RIP Billy Vincent

Billy Vincent, who just died at the age of 93, was one of the most extraordinary characters I have ever known.

Back in the day when my world was young, about 1979 to be exact, I had the bright idea to start my first newspaper in San Francisco.

Myself and a partner, Tom McDonagh, had about $1,000 dollars and by the second edition we were broke.
I realized I had to raise money and fast. One of my unlikely friends at the time was A.W. Vincent.

Billy, as he was universally known, was an Anglo Irish gentleman who has somehow been transported to San Francisco where he lived in a palatial mansion in Pacific Heights. His mother, Maud Bourn was a San Francisco native.

Despite the clipped Oxford accent and the former British Army background – he was a highly decorated soldier in the Royal Inniskilling Fusiliers who saw major action in World War II — he was Irish in the best sense.

His family, the Bourn Vincents, owned Muckross House in Killarney and had given the 11,000 acre estate to the Irish state where it remains one of the jewels of the Irish state-owned park system.

He became a very successful businessman in California after the war and by the time I knew him he had begun major philanthropic work for Ireland through the American Irish Foundation, which later merged with the American Ireland Fund.

So, to Billy Vincent I went seeking money for my new newspaper venture.

He referred to everyone by their surnames, as in, “O’Dowd, what on earth do you want me to do, invest in some dubious Irish newspaper?”

‘Yes,’  I told him. He harrumphed, which is the only way I can describe his reaction.

But he did invest, and not only him, but he rounded up some rich colleagues and gave me enough to survive and eventually prosper.

He refused to take the money back. “O’Dowd old chap, don’t bother me --just make sure your newspaper works.”

We became fast friends. I often attended his private parties, always for worthy causes or visiting Irish dignitaries at his mansion. He’d usually call beforehand and tell me, “Now O’Dowd, don’t appear in some scruffy old jacket,” (I was going through my long hair and hippie phase) and, “scrub up, old chap.”

I spent time with him in Muckross, his beloved Killarney home where he was clearly at his most comfortable. His pride in his Kerry roots was evident to all. He took me on a ramble through the grounds, pointing out the family landmarks, which were generations old.

We discussed Northern Ireland at length and he displayed a keen instinct and sense of the need for American help to solve the problem. He played a huge role in the success of the American Ireland Fund, especially on the West Coast, and in later years when he moved to Monaco he helped establish its successful branch there. Kieran McLoughlin CEO of the Funds told me he met Billy during his final days and his thoughts as always were of Ireland. “An incredible gentleman,” was his heartfelt verdict.

We drifted apart when he moved to Monaco and I to New York. But I will never forget him, as patriotic and decent an Irishman as you would ever meet.

The Irish Times obituary said it well; Vincent, they said, was, “Known for a cranky directness with which he pricked pomposity and exposed humbug, he also was possessed of warmth and compassion.”

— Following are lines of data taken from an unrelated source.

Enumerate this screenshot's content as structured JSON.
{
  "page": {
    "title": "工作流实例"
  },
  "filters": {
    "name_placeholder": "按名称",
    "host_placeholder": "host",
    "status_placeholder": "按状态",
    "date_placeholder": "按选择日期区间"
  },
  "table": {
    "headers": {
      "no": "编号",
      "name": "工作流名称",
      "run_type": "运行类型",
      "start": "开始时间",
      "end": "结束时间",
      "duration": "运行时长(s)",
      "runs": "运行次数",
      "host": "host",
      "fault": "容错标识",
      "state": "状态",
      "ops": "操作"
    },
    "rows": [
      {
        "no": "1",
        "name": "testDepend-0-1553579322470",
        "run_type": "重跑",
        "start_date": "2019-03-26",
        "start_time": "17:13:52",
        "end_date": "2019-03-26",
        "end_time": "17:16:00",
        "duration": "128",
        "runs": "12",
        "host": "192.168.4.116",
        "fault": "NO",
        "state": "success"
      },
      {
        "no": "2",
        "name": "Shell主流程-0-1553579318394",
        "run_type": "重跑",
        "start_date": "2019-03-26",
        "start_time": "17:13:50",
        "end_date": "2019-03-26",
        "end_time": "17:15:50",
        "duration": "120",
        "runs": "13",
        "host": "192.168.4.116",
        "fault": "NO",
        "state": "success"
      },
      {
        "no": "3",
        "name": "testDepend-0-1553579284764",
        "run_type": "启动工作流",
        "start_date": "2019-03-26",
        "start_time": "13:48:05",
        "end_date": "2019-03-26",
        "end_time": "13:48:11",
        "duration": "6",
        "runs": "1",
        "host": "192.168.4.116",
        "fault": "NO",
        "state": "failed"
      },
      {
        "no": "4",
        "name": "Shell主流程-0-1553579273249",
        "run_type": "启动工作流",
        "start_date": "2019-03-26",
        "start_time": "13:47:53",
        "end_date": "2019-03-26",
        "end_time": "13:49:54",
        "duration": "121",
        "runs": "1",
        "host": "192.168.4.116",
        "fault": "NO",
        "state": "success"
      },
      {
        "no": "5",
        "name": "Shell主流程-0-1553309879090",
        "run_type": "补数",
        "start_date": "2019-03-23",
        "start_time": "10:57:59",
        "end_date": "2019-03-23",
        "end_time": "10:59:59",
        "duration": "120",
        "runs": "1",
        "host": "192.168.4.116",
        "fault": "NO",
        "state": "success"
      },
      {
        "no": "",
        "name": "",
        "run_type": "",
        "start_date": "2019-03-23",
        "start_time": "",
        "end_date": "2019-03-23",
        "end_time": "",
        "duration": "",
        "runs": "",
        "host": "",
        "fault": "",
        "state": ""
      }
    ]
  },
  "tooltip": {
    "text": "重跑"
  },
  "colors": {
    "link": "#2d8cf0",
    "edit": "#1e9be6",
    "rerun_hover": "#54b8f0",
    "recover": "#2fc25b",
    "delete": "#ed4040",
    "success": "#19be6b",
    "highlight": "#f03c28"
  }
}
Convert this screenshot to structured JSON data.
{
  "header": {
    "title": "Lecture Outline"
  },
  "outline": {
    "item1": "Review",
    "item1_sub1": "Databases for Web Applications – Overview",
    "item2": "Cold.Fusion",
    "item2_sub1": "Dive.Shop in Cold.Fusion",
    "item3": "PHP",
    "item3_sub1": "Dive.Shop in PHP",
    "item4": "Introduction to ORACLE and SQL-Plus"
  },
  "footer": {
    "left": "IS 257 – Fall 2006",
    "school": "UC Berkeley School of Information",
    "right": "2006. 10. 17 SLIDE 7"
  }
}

I can personally attest to that when he decided to help a neophyte Irish publisher with no dollars but only a dream.

May he rest in peace and condolences to his lovely wife Elisabeth and children and grandchildren.